▸ Problem details
Select and reproduce each line of the listing below that bears the string "akan".

▸ Material shown
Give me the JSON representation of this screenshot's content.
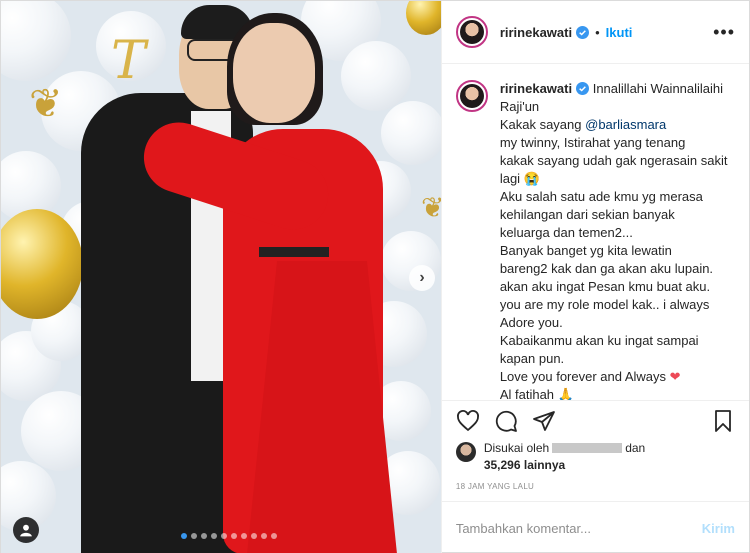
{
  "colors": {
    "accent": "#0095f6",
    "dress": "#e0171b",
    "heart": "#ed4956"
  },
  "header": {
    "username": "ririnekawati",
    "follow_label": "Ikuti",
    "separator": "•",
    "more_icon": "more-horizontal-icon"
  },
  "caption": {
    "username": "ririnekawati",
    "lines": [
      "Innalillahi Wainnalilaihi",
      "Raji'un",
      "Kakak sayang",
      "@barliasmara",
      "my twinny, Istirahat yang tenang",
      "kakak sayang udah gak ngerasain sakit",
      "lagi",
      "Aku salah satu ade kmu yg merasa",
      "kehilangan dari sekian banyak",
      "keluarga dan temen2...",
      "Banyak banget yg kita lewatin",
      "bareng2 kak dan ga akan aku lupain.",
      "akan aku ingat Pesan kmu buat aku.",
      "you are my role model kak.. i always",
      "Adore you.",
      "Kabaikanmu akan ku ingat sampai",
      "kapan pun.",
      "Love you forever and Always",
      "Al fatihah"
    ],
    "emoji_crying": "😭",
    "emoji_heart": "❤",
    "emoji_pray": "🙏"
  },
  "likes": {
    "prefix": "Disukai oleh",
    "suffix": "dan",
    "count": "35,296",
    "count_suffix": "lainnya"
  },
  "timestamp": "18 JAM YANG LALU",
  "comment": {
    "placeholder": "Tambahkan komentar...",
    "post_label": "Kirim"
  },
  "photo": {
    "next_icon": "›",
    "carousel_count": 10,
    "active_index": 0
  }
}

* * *

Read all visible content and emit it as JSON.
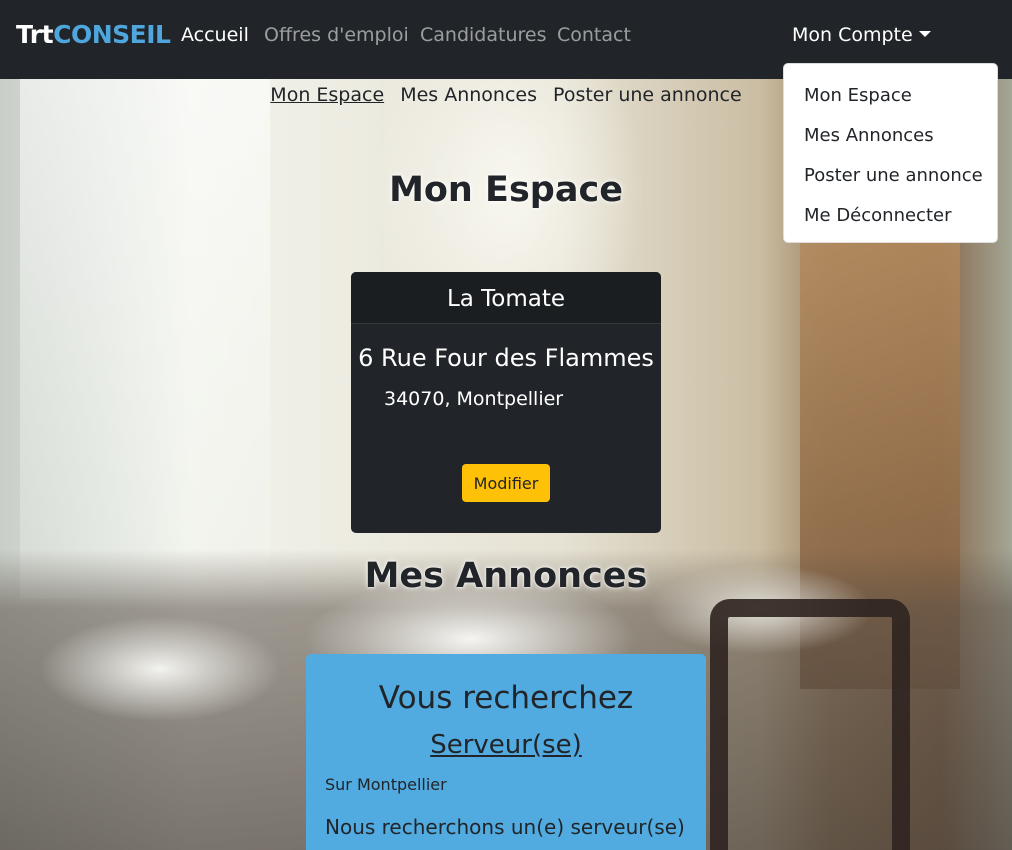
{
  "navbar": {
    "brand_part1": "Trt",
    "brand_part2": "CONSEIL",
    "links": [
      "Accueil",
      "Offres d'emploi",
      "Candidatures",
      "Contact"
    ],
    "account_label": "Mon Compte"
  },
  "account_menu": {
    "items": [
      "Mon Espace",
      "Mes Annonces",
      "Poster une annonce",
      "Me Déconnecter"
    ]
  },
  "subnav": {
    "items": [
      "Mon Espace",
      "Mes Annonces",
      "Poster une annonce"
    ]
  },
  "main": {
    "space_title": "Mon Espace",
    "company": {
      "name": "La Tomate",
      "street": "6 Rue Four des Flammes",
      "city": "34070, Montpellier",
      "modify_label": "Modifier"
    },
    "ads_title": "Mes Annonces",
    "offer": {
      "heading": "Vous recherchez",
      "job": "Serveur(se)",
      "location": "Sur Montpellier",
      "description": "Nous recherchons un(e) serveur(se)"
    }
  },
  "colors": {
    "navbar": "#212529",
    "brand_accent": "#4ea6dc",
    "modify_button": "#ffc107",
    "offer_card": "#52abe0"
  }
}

▸ Written solution
      "bareng2 kak dan ga akan aku lupain.",
      "akan aku ingat Pesan kmu buat aku.",
      "Kabaikanmu akan ku ingat sampai",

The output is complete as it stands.